The Flying Spur Hybrid is described by its maker as the first mainstream production car to “implement design influences” from the EXP 100 GT, as well as being the “first step” on Bentley’s journey to introduce sustainable materials as it begins its next century.
This is far from the only step Bentley is taking on its Beyond100 strategy for its next 100 years, though. Over a leisurely afternoon at the firm’s headquarters in Crewe, Cheshire, Bentley laid on a series of talks covering how it is ensuring the sustainability of its materials, which begins seven years before a new product appears inside its cars.
That’s the length of time Maria Mulder, Bentley’s head of colour and trim, tells us it takes for a new material to go through various stages, which begin with “scouting” and “exploring”, before moving on through pre-development and the decision of whether or not they should be used, ahead of sourcing and launching approved materials.
“Is this beautiful? Is it luxurious? Is it Bentley?”, are some of the questions Mulder says the firm asks itself before deciding whether to introduce a novel surface or finish. Another quandary faced by the firm, Mulder tells us, is: “If the car of the future has no leather, what does it smell like?”
Not like pineapple, we’d wager, because “pineapple leather” – an alternative to animal hide made from fibres from pineapple leaves – is one that Bentley opted not to develop. Another finish not making the cut is a textile made from mushroom spores and fibres (a senior exec pushed his finger through it, exposing its fragility). Palm leaves and cork remain on the radar, even if they’ve not been signed off.

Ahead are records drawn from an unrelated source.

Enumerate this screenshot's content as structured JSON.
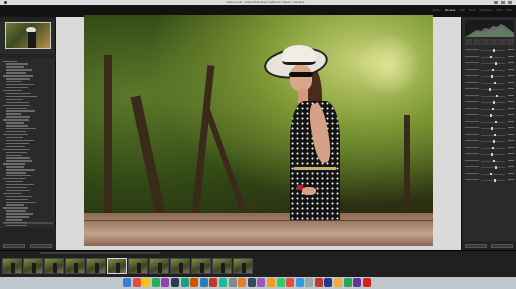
{
  "window": {
    "title": "catalog.lrcat - Adobe Photoshop Lightroom Classic - Develop"
  },
  "identity": {
    "brand": "Lightroom Classic"
  },
  "modules": [
    {
      "label": "Library",
      "active": false
    },
    {
      "label": "Develop",
      "active": true
    },
    {
      "label": "Map",
      "active": false
    },
    {
      "label": "Book",
      "active": false
    },
    {
      "label": "Slideshow",
      "active": false
    },
    {
      "label": "Print",
      "active": false
    },
    {
      "label": "Web",
      "active": false
    }
  ],
  "left_panel": {
    "navigator": "Navigator",
    "buttons": [
      "Copy...",
      "Paste"
    ]
  },
  "right_panel": {
    "buttons": [
      "Previous",
      "Reset"
    ]
  },
  "photo": {
    "subject": "woman in sun hat"
  },
  "colors": {
    "active_module": "#e6e6e6",
    "panel_bg": "#2a2a2a",
    "canvas_bg": "#dadada",
    "accent_strap": "#b8203a"
  }
}
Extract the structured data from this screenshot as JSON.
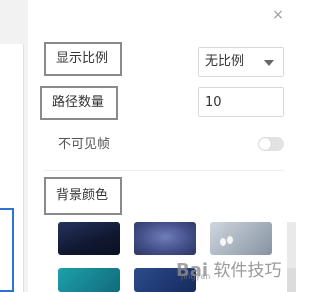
{
  "dialog": {
    "close_glyph": "×"
  },
  "ratio": {
    "label": "显示比例",
    "selected": "无比例"
  },
  "path_count": {
    "label": "路径数量",
    "value": "10"
  },
  "invisible_frame": {
    "label": "不可见帧",
    "enabled": false
  },
  "background_color": {
    "label": "背景颜色",
    "swatches": [
      {
        "name": "dark-navy",
        "color": "#10172f"
      },
      {
        "name": "indigo-glow",
        "color": "#44508a"
      },
      {
        "name": "silver-gray",
        "color": "#aab4c0"
      },
      {
        "name": "teal",
        "color": "#16808f"
      },
      {
        "name": "deep-blue",
        "color": "#1e3770"
      }
    ]
  },
  "watermark": {
    "logo": "Bai",
    "text": "软件技巧",
    "small": "jingyan"
  }
}
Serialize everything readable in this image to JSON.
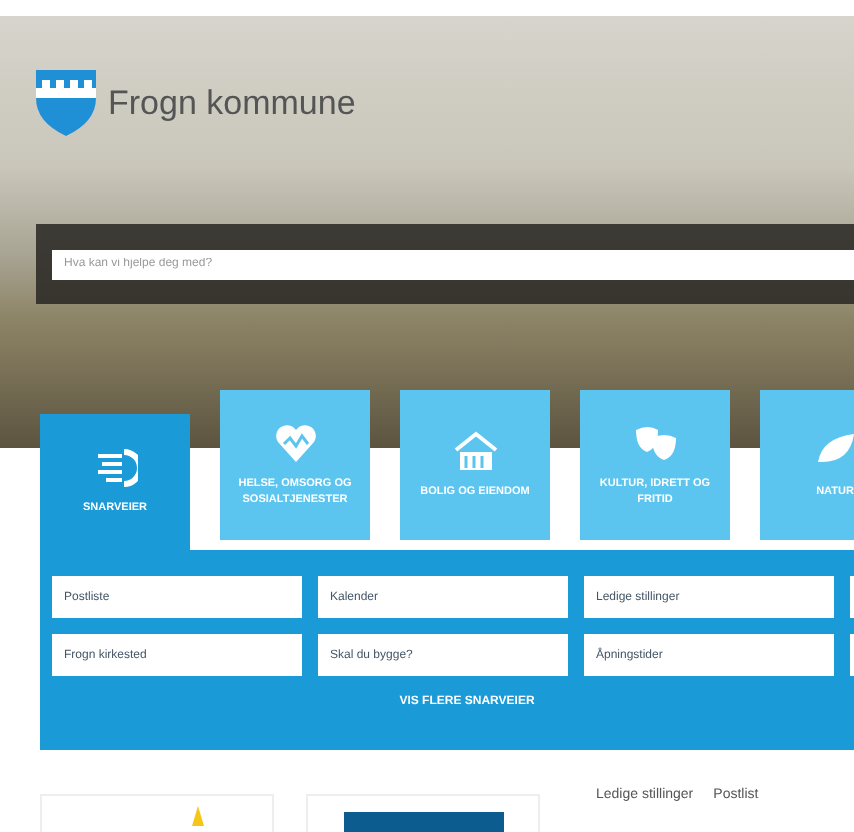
{
  "header": {
    "logo_text": "Frogn kommune",
    "search": {
      "placeholder": "Hva kan vi hjelpe deg med?"
    }
  },
  "categories": [
    {
      "kind": "speed",
      "label": "SNARVEIER",
      "selected": true
    },
    {
      "kind": "heart",
      "label": "HELSE, OMSORG OG SOSIALTJENESTER",
      "selected": false
    },
    {
      "kind": "house",
      "label": "BOLIG OG EIENDOM",
      "selected": false
    },
    {
      "kind": "masks",
      "label": "KULTUR, IDRETT OG FRITID",
      "selected": false
    },
    {
      "kind": "leaf",
      "label": "NATUR",
      "selected": false
    }
  ],
  "shortcuts": [
    "Postliste",
    "Kalender",
    "Ledige stillinger",
    "Frogn kirkested",
    "Skal du bygge?",
    "Åpningstider"
  ],
  "more_link": "VIS FLERE SNARVEIER",
  "footer_links": [
    "Ledige stillinger",
    "Postlist"
  ]
}
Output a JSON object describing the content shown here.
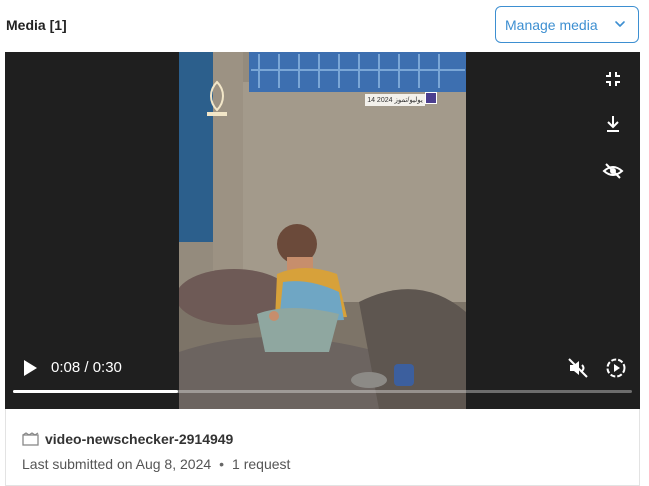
{
  "header": {
    "title": "Media [1]",
    "manage_button_label": "Manage media"
  },
  "player": {
    "current_time": "0:08",
    "duration": "0:30",
    "time_display": "0:08 / 0:30",
    "progress": 0.2667,
    "overlay_date_text": "14 يوليو/تموز 2024",
    "icons": {
      "top_right": [
        "fullscreen-exit-icon",
        "download-icon",
        "eye-off-icon"
      ],
      "bottom_left": [
        "play-icon"
      ],
      "bottom_right": [
        "volume-muted-icon",
        "playback-speed-icon"
      ]
    }
  },
  "file": {
    "name": "video-newschecker-2914949",
    "meta_submitted": "Last submitted on Aug 8, 2024",
    "meta_separator": "•",
    "meta_requests": "1 request"
  },
  "colors": {
    "accent": "#3d8fd1",
    "player_bg": "#1f1f1f"
  }
}
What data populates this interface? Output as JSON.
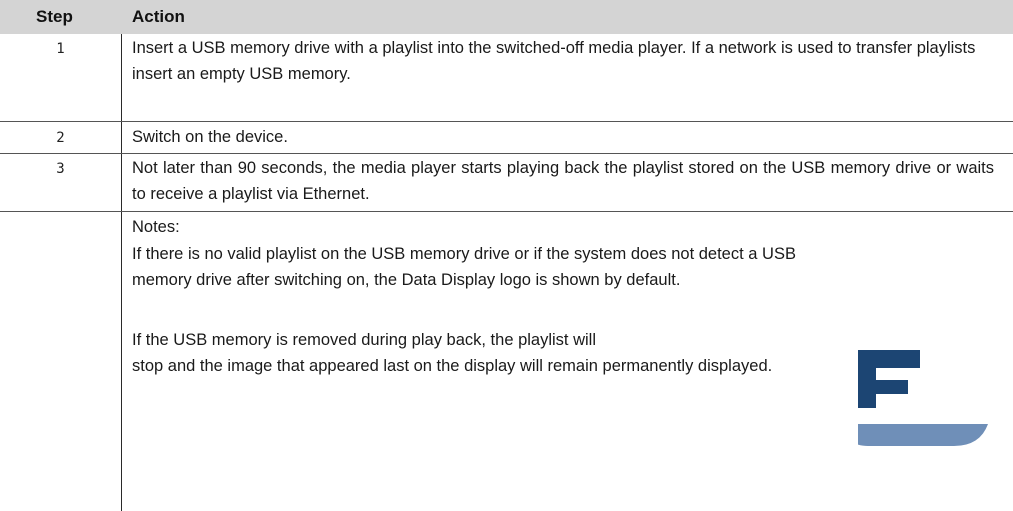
{
  "table": {
    "headers": {
      "step": "Step",
      "action": "Action"
    },
    "rows": [
      {
        "step": "1",
        "action": "Insert a USB memory drive with a playlist into the switched-off media player. If a network is used to transfer playlists insert an empty USB memory."
      },
      {
        "step": "2",
        "action": "Switch on the device."
      },
      {
        "step": "3",
        "action": "Not later than 90 seconds, the media player starts playing back the playlist stored on the USB memory drive or waits to receive a playlist via Ethernet."
      }
    ],
    "notes": {
      "label": "Notes:",
      "paragraph_1": "If there is no valid playlist on the USB memory drive or if the system does not detect a USB memory drive after switching on, the Data Display logo is shown by default.",
      "paragraph_2": "If the USB memory is removed during play back, the playlist will stop and the image that appeared last on the display will remain permanently displayed."
    }
  },
  "logo": {
    "icon": "data-display-logo-icon",
    "colors": {
      "letter": "#1c4573",
      "base": "#6f8fb8"
    }
  }
}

One impressive sample material that catches our eye is a pretty prototype ceramic inlay pressed into a section of dashboard veneer. “We’ve been working for three or four years on this patented process”, Mulder tells us, before adding that the technology to do this flawlessly, with slivers of ceramic, has been developed with an aerospace firm.
We playfully ask what the aerospace company’s carbon footprint is like, and are politely informed by a colleague of Mulder that the firm in question doesn’t launch rockets or aeroplanes itself, but rather works with firms that do.
A similar emissions-based thread can be unpicked with regard to Bentley customers. These people are purchasing vehicles from a firm that intends to be carbon neutral by 2030 – a noble intent – while 80 per cent of all the cars it has ever made are said to still be on the road – a statistic of sustainability almost unheard of in the automotive industry.
But against this narrative is the fact that the average Bentley buyer owns eight cars, and such people are likely to be “high-net-worth individuals”, often defined as those with at least £1million (AUD$1.8m) of liquid assets – cash, in other words – in their accounts. Such customers may have multiple houses at their disposal around the world, perhaps even a private plane or two to whisk them to these destinations, and a yacht to mess about on once they are there.
One detail we pick up on at Crewe is that cars are felt to be very visible when they are being refuelled. That’s a rare event in the Flying Spur Hybrid, which is seen as desirable by customers; “You don’t have to pull up to a petrol station and be seen”, we overhear. A comparison is then made with owners’ yachts, which can be moored up offshore, their profligacy out of sight, their privacy core to their appeal. If we are to accept that Bentleys can be sustainable and eco-conscious, can the same be said of their owners? The jury’s out. But does wealth like to whisper? You bet.